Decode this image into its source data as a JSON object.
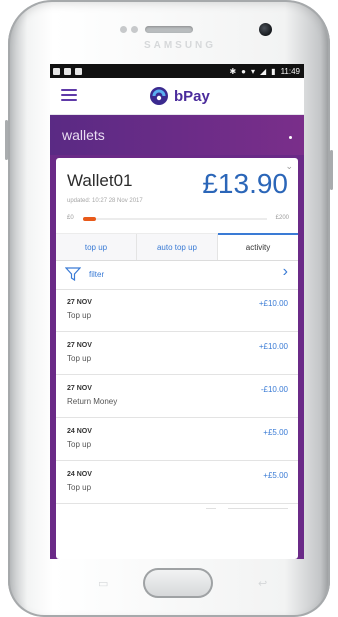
{
  "device": {
    "brand": "SAMSUNG"
  },
  "status_bar": {
    "time": "11:49",
    "icons": [
      "bluetooth-icon",
      "sync-icon",
      "wifi-icon",
      "signal-icon",
      "battery-icon"
    ]
  },
  "app": {
    "logo_text": "bPay",
    "menu_icon": "hamburger-icon"
  },
  "wallets": {
    "title": "wallets"
  },
  "wallet": {
    "name": "Wallet01",
    "balance": "£13.90",
    "updated": "updated: 10:27 28 Nov 2017",
    "min": "£0",
    "max": "£200",
    "progress_fraction": 0.07
  },
  "tabs": [
    {
      "label": "top up",
      "active": false
    },
    {
      "label": "auto top up",
      "active": false
    },
    {
      "label": "activity",
      "active": true
    }
  ],
  "filter": {
    "label": "filter"
  },
  "activity": [
    {
      "date": "27 NOV",
      "description": "Top up",
      "amount": "+£10.00"
    },
    {
      "date": "27 NOV",
      "description": "Top up",
      "amount": "+£10.00"
    },
    {
      "date": "27 NOV",
      "description": "Return Money",
      "amount": "-£10.00"
    },
    {
      "date": "24 NOV",
      "description": "Top up",
      "amount": "+£5.00"
    },
    {
      "date": "24 NOV",
      "description": "Top up",
      "amount": "+£5.00"
    }
  ],
  "colors": {
    "brand_purple": "#6a2a87",
    "accent_blue": "#3a7bd5",
    "progress_orange": "#e85a1a"
  }
}
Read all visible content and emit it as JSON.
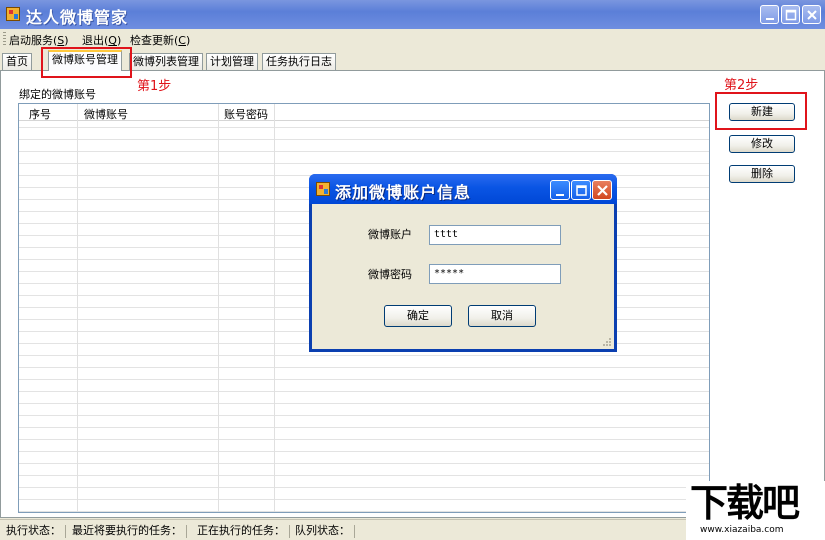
{
  "window": {
    "title": "达人微博管家"
  },
  "menu": [
    {
      "label": "启动服务(",
      "key": "S",
      "suffix": ")"
    },
    {
      "label": "退出(",
      "key": "Q",
      "suffix": ")"
    },
    {
      "label": "检查更新(",
      "key": "C",
      "suffix": ")"
    }
  ],
  "tabs": [
    "首页",
    "微博账号管理",
    "微博列表管理",
    "计划管理",
    "任务执行日志"
  ],
  "active_tab": "微博账号管理",
  "groupbox_label": "绑定的微博账号",
  "table": {
    "columns": [
      "序号",
      "微博账号",
      "账号密码"
    ],
    "rows": []
  },
  "buttons": {
    "new": "新建",
    "edit": "修改",
    "delete": "删除"
  },
  "annotations": {
    "step1": "第1步",
    "step2": "第2步",
    "color": "#e0141b"
  },
  "dialog": {
    "title": "添加微博账户信息",
    "account_label": "微博账户",
    "account_value": "tttt",
    "password_label": "微博密码",
    "password_value": "*****",
    "ok": "确定",
    "cancel": "取消"
  },
  "status": [
    "执行状态：",
    "最近将要执行的任务：",
    "正在执行的任务：",
    "队列状态："
  ],
  "watermark": {
    "big": "下载吧",
    "small": "www.xiazaiba.com"
  }
}
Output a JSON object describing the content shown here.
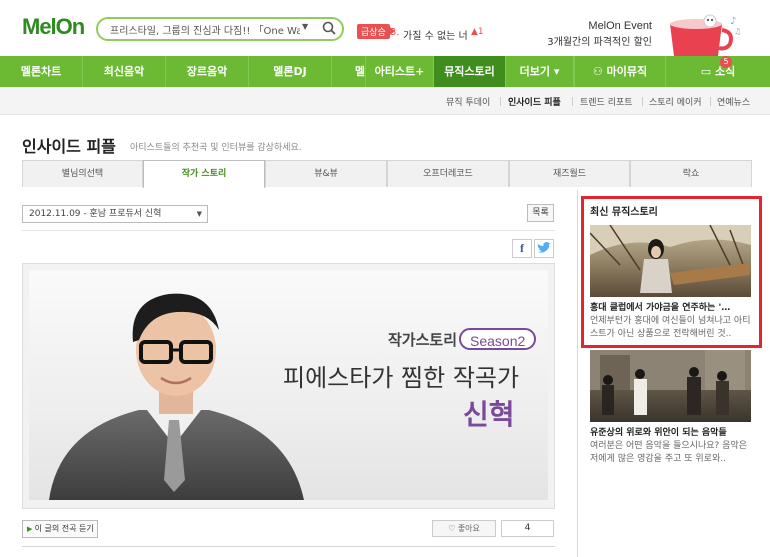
{
  "header": {
    "logo": "MelOn",
    "search_text": "프리스타일, 그룹의 진심과 다짐!! 「One Way」",
    "hot_badge": "급상승",
    "hot_rank": "3.",
    "hot_title": "가질 수 없는 너",
    "hot_change": "▲1",
    "event_title": "MelOn Event",
    "event_sub": "3개월간의 파격적인 할인"
  },
  "nav": {
    "items": [
      "멜론차트",
      "최신음악",
      "장르음악",
      "멜론DJ",
      "멜론TV",
      "아티스트+",
      "뮤직스토리",
      "더보기 ▾"
    ],
    "my_music": "마이뮤직",
    "news": "소식",
    "news_count": "5"
  },
  "subnav": {
    "items": [
      "뮤직 투데이",
      "인사이드 피플",
      "트렌드 리포트",
      "스토리 메이커",
      "연예뉴스"
    ]
  },
  "page": {
    "title": "인사이드 피플",
    "description": "아티스트들의 추천곡 및 인터뷰를 감상하세요."
  },
  "tabs": [
    "별님의선택",
    "작가 스토리",
    "뷰&뷰",
    "오프더레코드",
    "재즈월드",
    "락쇼"
  ],
  "toolbar": {
    "date_select": "2012.11.09 - 훈남 프로듀서 신혁",
    "list_label": "목록",
    "facebook": "f"
  },
  "banner": {
    "series": "작가스토리",
    "season": "Season2",
    "headline": "피에스타가 찜한 작곡가",
    "name": "신혁"
  },
  "bottom": {
    "listen_label": "이 글의 전곡 듣기",
    "like_label": "좋아요",
    "like_count": "4"
  },
  "sidebar": {
    "title": "최신 뮤직스토리",
    "stories": [
      {
        "headline": "홍대 클럽에서 가야금을 연주하는 '…",
        "desc": "언제부턴가 홍대에 여신들이 넘쳐나고 아티스트가 아닌 상품으로 전락해버린 것.."
      },
      {
        "headline": "유준상의 위로와 위안이 되는 음악들",
        "desc": "여러분은 어떤 음악을 들으시나요? 음악은 저에게 많은 영감을 주고 또 위로와.."
      }
    ]
  },
  "colors": {
    "nav_green": "#6cba34",
    "nav_active": "#3f8d1c",
    "highlight_red": "#e3262e",
    "banner_purple": "#7a4a9a"
  }
}
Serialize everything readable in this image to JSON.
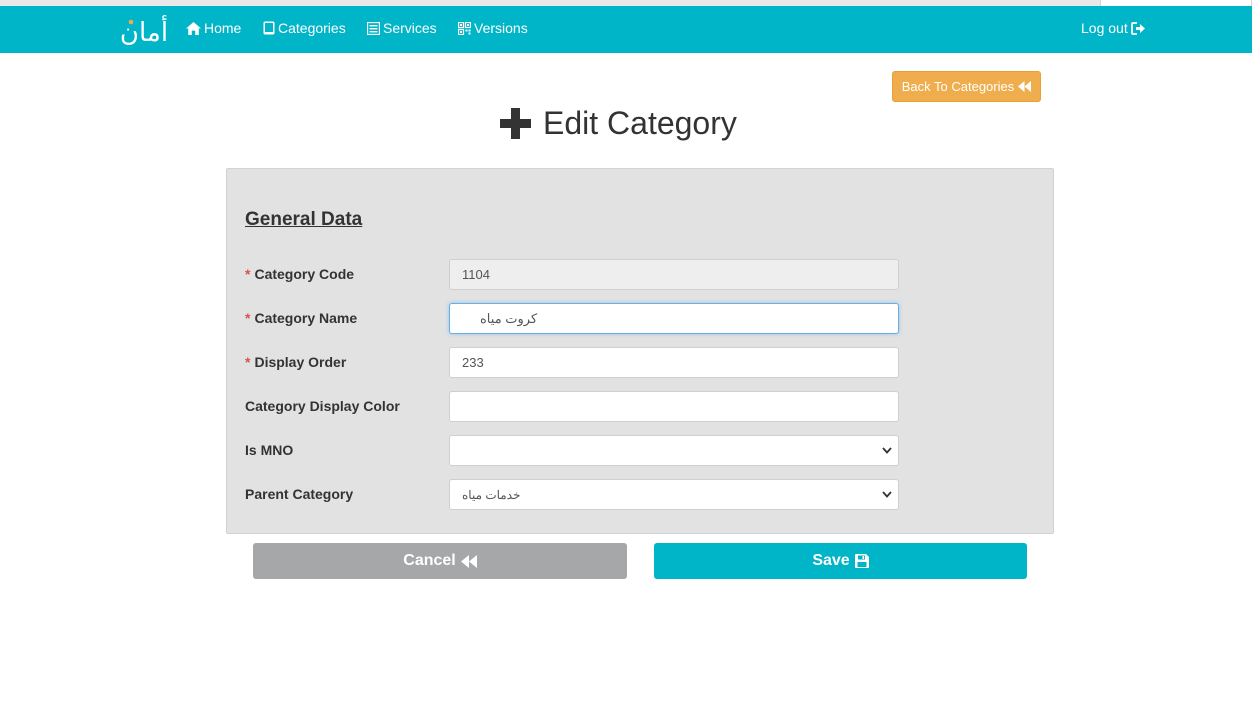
{
  "navbar": {
    "logo_text": "أمان",
    "items": [
      {
        "label": "Home",
        "icon": "home-icon"
      },
      {
        "label": "Categories",
        "icon": "tablet-icon"
      },
      {
        "label": "Services",
        "icon": "list-icon"
      },
      {
        "label": "Versions",
        "icon": "qrcode-icon"
      }
    ],
    "logout_label": "Log out",
    "logout_icon": "logout-icon"
  },
  "header": {
    "back_button_label": "Back To Categories",
    "title": "Edit Category",
    "title_icon": "plus-icon"
  },
  "form": {
    "section_title": "General Data",
    "fields": [
      {
        "label": "Category Code",
        "required": "*",
        "value": "1104",
        "type": "text",
        "state": "disabled"
      },
      {
        "label": "Category Name",
        "required": "*",
        "value": "كروت مياه",
        "type": "text",
        "state": "focused"
      },
      {
        "label": "Display Order",
        "required": "*",
        "value": "233",
        "type": "text",
        "state": "normal"
      },
      {
        "label": "Category Display Color",
        "required": "",
        "value": "",
        "type": "text",
        "state": "normal"
      },
      {
        "label": "Is MNO",
        "required": "",
        "value": "",
        "type": "select",
        "state": "normal"
      },
      {
        "label": "Parent Category",
        "required": "",
        "value": "خدمات مياه",
        "type": "select",
        "state": "normal"
      }
    ]
  },
  "actions": {
    "cancel_label": "Cancel",
    "save_label": "Save"
  },
  "colors": {
    "primary": "#00b5c7",
    "warning": "#f0ad4e",
    "cancel": "#a6a7a9",
    "panel": "#e2e2e2",
    "required": "#d9534f"
  }
}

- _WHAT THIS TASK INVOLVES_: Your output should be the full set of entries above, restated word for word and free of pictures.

- _FINISHED TASK_:
Decode this image into its source data as a JSON object.
{
  "device": {
    "brand": "SAMSUNG"
  },
  "status_bar": {
    "time": "11:49",
    "icons": [
      "bluetooth-icon",
      "sync-icon",
      "wifi-icon",
      "signal-icon",
      "battery-icon"
    ]
  },
  "app": {
    "logo_text": "bPay",
    "menu_icon": "hamburger-icon"
  },
  "wallets": {
    "title": "wallets"
  },
  "wallet": {
    "name": "Wallet01",
    "balance": "£13.90",
    "updated": "updated: 10:27 28 Nov 2017",
    "min": "£0",
    "max": "£200",
    "progress_fraction": 0.07
  },
  "tabs": [
    {
      "label": "top up",
      "active": false
    },
    {
      "label": "auto top up",
      "active": false
    },
    {
      "label": "activity",
      "active": true
    }
  ],
  "filter": {
    "label": "filter"
  },
  "activity": [
    {
      "date": "27 NOV",
      "description": "Top up",
      "amount": "+£10.00"
    },
    {
      "date": "27 NOV",
      "description": "Top up",
      "amount": "+£10.00"
    },
    {
      "date": "27 NOV",
      "description": "Return Money",
      "amount": "-£10.00"
    },
    {
      "date": "24 NOV",
      "description": "Top up",
      "amount": "+£5.00"
    },
    {
      "date": "24 NOV",
      "description": "Top up",
      "amount": "+£5.00"
    }
  ],
  "colors": {
    "brand_purple": "#6a2a87",
    "accent_blue": "#3a7bd5",
    "progress_orange": "#e85a1a"
  }
}
Read all visible content and emit it as JSON.
{
  "window": {
    "title": "达人微博管家"
  },
  "menu": [
    {
      "label": "启动服务(",
      "key": "S",
      "suffix": ")"
    },
    {
      "label": "退出(",
      "key": "Q",
      "suffix": ")"
    },
    {
      "label": "检查更新(",
      "key": "C",
      "suffix": ")"
    }
  ],
  "tabs": [
    "首页",
    "微博账号管理",
    "微博列表管理",
    "计划管理",
    "任务执行日志"
  ],
  "active_tab": "微博账号管理",
  "groupbox_label": "绑定的微博账号",
  "table": {
    "columns": [
      "序号",
      "微博账号",
      "账号密码"
    ],
    "rows": []
  },
  "buttons": {
    "new": "新建",
    "edit": "修改",
    "delete": "删除"
  },
  "annotations": {
    "step1": "第1步",
    "step2": "第2步",
    "color": "#e0141b"
  },
  "dialog": {
    "title": "添加微博账户信息",
    "account_label": "微博账户",
    "account_value": "tttt",
    "password_label": "微博密码",
    "password_value": "*****",
    "ok": "确定",
    "cancel": "取消"
  },
  "status": [
    "执行状态：",
    "最近将要执行的任务：",
    "正在执行的任务：",
    "队列状态："
  ],
  "watermark": {
    "big": "下载吧",
    "small": "www.xiazaiba.com"
  }
}
Output a JSON object describing the content shown here.
{
  "header": {
    "logo": "MelOn",
    "search_text": "프리스타일, 그룹의 진심과 다짐!! 「One Way」",
    "hot_badge": "급상승",
    "hot_rank": "3.",
    "hot_title": "가질 수 없는 너",
    "hot_change": "▲1",
    "event_title": "MelOn Event",
    "event_sub": "3개월간의 파격적인 할인"
  },
  "nav": {
    "items": [
      "멜론차트",
      "최신음악",
      "장르음악",
      "멜론DJ",
      "멜론TV",
      "아티스트+",
      "뮤직스토리",
      "더보기 ▾"
    ],
    "my_music": "마이뮤직",
    "news": "소식",
    "news_count": "5"
  },
  "subnav": {
    "items": [
      "뮤직 투데이",
      "인사이드 피플",
      "트렌드 리포트",
      "스토리 메이커",
      "연예뉴스"
    ]
  },
  "page": {
    "title": "인사이드 피플",
    "description": "아티스트들의 추천곡 및 인터뷰를 감상하세요."
  },
  "tabs": [
    "별님의선택",
    "작가 스토리",
    "뷰&뷰",
    "오프더레코드",
    "재즈월드",
    "락쇼"
  ],
  "toolbar": {
    "date_select": "2012.11.09 - 훈남 프로듀서 신혁",
    "list_label": "목록",
    "facebook": "f"
  },
  "banner": {
    "series": "작가스토리",
    "season": "Season2",
    "headline": "피에스타가 찜한 작곡가",
    "name": "신혁"
  },
  "bottom": {
    "listen_label": "이 글의 전곡 듣기",
    "like_label": "좋아요",
    "like_count": "4"
  },
  "sidebar": {
    "title": "최신 뮤직스토리",
    "stories": [
      {
        "headline": "홍대 클럽에서 가야금을 연주하는 '…",
        "desc": "언제부턴가 홍대에 여신들이 넘쳐나고 아티스트가 아닌 상품으로 전락해버린 것.."
      },
      {
        "headline": "유준상의 위로와 위안이 되는 음악들",
        "desc": "여러분은 어떤 음악을 들으시나요? 음악은 저에게 많은 영감을 주고 또 위로와.."
      }
    ]
  },
  "colors": {
    "nav_green": "#6cba34",
    "nav_active": "#3f8d1c",
    "highlight_red": "#e3262e",
    "banner_purple": "#7a4a9a"
  }
}
Serialize everything readable in this image to JSON.
{
  "navbar": {
    "logo_text": "أمان",
    "items": [
      {
        "label": "Home",
        "icon": "home-icon"
      },
      {
        "label": "Categories",
        "icon": "tablet-icon"
      },
      {
        "label": "Services",
        "icon": "list-icon"
      },
      {
        "label": "Versions",
        "icon": "qrcode-icon"
      }
    ],
    "logout_label": "Log out",
    "logout_icon": "logout-icon"
  },
  "header": {
    "back_button_label": "Back To Categories",
    "title": "Edit Category",
    "title_icon": "plus-icon"
  },
  "form": {
    "section_title": "General Data",
    "fields": [
      {
        "label": "Category Code",
        "required": "*",
        "value": "1104",
        "type": "text",
        "state": "disabled"
      },
      {
        "label": "Category Name",
        "required": "*",
        "value": "كروت مياه",
        "type": "text",
        "state": "focused"
      },
      {
        "label": "Display Order",
        "required": "*",
        "value": "233",
        "type": "text",
        "state": "normal"
      },
      {
        "label": "Category Display Color",
        "required": "",
        "value": "",
        "type": "text",
        "state": "normal"
      },
      {
        "label": "Is MNO",
        "required": "",
        "value": "",
        "type": "select",
        "state": "normal"
      },
      {
        "label": "Parent Category",
        "required": "",
        "value": "خدمات مياه",
        "type": "select",
        "state": "normal"
      }
    ]
  },
  "actions": {
    "cancel_label": "Cancel",
    "save_label": "Save"
  },
  "colors": {
    "primary": "#00b5c7",
    "warning": "#f0ad4e",
    "cancel": "#a6a7a9",
    "panel": "#e2e2e2",
    "required": "#d9534f"
  }
}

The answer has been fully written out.